Because of the stage of life we’re in – we moved across the country to focus on our work and our creative pursuits, and we don’t have young kids to care for and hang out with – we have a fair amount of spare time.  I try to give 1 hour each weeknight to push a side project forward, and then a few hours of blocked out time on either Saturday or Sunday.  With this rhythm I’ve been able to push forward my two main side projects to the point where both are almost at MVP (minimum viable product) level.  And this has been during one of the most incredibly busy and stressful periods at work – coming home and having a different project that I can get into has in many ways helped me maintain my energy and positivity during some of the more stressful moments at work.

The challenge to think about how the community around me has also been incredibly helpful.  As well as the two side-projects I’ve been pushing forward, there were another two ideas that I couldn’t shake, and that I wanted to help become reality – but you can only stretch yourself so thin before you stop being effective.  By reaching out and sharing these ideas with friends, I’ve actually found other people working on similar things, and have been able to support them rather than carry it forward myself, and I’ve found this incredibly rewarding, while at the same time satisfying the creative urge that demands I be part of making that particular idea happen.

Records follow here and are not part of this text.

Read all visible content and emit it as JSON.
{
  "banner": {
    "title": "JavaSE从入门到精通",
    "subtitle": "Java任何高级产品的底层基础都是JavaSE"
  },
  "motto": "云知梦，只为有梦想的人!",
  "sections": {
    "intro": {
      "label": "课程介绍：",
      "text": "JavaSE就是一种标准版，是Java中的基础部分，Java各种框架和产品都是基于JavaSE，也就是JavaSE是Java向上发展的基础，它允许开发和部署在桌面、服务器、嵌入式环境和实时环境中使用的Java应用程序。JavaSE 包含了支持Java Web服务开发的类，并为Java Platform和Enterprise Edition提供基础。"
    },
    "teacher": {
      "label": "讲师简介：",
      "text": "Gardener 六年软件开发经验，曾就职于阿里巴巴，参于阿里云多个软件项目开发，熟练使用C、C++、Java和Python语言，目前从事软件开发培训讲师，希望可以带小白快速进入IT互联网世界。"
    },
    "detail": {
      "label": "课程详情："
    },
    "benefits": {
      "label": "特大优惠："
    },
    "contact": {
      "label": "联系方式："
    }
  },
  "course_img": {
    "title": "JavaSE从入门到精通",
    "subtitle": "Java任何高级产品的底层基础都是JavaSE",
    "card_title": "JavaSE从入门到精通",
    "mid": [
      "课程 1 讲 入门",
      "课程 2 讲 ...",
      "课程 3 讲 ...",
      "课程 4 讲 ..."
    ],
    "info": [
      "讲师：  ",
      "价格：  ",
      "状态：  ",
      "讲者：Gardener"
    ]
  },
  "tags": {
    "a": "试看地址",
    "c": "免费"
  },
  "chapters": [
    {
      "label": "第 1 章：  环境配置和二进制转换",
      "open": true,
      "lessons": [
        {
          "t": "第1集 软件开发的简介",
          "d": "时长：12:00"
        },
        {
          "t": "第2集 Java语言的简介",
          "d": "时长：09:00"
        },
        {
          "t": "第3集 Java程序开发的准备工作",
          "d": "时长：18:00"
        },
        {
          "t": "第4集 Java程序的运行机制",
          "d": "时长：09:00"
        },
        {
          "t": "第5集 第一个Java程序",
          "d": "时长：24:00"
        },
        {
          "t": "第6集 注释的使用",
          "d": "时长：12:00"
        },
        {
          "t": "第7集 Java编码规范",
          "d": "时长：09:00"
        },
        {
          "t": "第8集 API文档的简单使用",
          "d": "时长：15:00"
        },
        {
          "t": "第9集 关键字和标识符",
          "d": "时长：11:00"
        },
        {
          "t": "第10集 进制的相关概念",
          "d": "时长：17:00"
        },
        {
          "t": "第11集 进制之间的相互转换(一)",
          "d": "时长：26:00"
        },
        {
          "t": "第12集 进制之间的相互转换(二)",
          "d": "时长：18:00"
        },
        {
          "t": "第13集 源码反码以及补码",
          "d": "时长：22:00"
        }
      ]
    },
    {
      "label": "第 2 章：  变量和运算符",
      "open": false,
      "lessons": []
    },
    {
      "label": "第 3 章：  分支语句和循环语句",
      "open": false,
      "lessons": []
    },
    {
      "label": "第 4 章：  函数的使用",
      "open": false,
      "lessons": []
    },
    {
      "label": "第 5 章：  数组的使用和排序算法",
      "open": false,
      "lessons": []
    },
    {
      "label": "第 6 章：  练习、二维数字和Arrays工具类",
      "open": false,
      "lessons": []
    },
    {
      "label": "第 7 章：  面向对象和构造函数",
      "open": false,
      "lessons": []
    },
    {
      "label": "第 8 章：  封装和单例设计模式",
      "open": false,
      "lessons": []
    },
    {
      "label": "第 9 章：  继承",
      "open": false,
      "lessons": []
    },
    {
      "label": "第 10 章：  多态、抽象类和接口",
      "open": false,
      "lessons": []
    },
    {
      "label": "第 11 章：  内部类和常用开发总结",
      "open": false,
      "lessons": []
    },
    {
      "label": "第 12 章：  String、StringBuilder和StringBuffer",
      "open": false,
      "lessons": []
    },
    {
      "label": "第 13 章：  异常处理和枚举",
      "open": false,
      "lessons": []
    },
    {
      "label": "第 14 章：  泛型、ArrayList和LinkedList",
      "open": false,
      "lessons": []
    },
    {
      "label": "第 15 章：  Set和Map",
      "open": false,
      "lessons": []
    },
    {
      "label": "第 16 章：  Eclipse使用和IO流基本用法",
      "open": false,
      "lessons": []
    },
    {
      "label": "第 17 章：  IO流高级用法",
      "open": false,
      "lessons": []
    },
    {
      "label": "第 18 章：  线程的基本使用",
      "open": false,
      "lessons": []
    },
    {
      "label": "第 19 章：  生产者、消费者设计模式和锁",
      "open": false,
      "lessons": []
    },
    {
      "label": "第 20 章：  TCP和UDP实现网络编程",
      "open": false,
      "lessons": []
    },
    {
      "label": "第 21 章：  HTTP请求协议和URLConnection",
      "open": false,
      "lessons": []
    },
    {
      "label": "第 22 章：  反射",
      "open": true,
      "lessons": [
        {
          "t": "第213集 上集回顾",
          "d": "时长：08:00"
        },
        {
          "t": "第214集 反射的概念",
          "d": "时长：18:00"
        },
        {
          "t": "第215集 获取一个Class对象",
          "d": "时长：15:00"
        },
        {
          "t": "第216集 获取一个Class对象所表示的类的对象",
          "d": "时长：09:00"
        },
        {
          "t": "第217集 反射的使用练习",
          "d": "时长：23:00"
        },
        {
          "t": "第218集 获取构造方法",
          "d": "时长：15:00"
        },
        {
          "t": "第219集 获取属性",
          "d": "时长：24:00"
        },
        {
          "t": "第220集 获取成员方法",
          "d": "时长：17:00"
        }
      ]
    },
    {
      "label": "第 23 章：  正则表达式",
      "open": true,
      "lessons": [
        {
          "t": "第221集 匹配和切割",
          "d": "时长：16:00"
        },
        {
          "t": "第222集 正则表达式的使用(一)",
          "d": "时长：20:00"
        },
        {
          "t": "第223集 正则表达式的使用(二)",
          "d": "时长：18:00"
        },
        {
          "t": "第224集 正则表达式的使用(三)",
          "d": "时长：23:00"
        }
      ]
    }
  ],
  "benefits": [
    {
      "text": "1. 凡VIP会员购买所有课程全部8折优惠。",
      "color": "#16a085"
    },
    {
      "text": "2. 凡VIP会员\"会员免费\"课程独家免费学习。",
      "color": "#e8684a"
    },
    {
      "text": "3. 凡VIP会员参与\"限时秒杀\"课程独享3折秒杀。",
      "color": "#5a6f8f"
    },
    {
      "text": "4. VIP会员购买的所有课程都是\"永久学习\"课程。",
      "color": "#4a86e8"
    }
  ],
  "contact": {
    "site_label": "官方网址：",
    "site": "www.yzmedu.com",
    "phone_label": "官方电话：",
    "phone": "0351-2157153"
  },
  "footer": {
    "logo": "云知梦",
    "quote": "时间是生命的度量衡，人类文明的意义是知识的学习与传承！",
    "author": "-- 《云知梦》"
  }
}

It’s been an incredibly timely book to read (thanks Clare and Zac!) and has helped me hugely so far.  To anyone who has ideas but can’t seem to get them off the ground, I recommend it highly.  I’m excited to see how the rest of my year pans out as I continue pushing things forward one action step at a time.

More Info

To follow Scott Belsky: website, twitter
To buy Making Ideas Happen: amazon, goodreads



Faith Personal Reading & Inspiration

I’m not lapsed. I am a Catholic in waiting — waiting for my church to remember the Gospels, to be a justice and peace-seeking community, to be fully inclusive of women and to be welcoming to people who are not hetero-normative.

Read more: What should church look like

Faith Personal Reading & Inspiration

An old article, but a sad one

This post left me sad:

Pastor supporter of gay marriage out in the cold.

After affirming same sex marriage in an online post, his church met together (without telling him) and decided they didn’t want him any more.  They didn’t even give him the chance to talk over his view point.  Because his house was tied to the job with the church, him and his family were faced with having to find new accommodation on such short notice.

Rodney Croome, whose Australian Marriage Equality website ran Mr Glover’s statement affirming same-sex marriage, said two gay groups would try to provide financial support.

When a church can’t love their own, and the community they condemn as “sinful” steps in with love… I get sad at what the church is supposed to be and the ugly reality of what it sometimes is instead.

Note to self: act the way I think the church should.  If our love isn’t the most extravagant going around, we’re not doing enough.  If we’re too concerned about the purity of our doctrine, and forget to love, we’re not so different from those Jesus was so infuriated by.  I wonder what would have happened if he rocked up at this impromptu meeting.

Then Jesus asked them, “Which is lawful on the Sabbath: to do good or to do evil, to save life or to kill?” But they remained silent.  He looked around at them in anger and, deeply distressed at their stubborn hearts, said to the man, “Stretch out your hand.” He stretched it out, and his hand was completely restored.



Edtech Personal Reading & Inspiration

Optimize for Happiness (Tom Preston-Werner of Github)

Optimize for Happiness (Tom Preston-Werner of Github)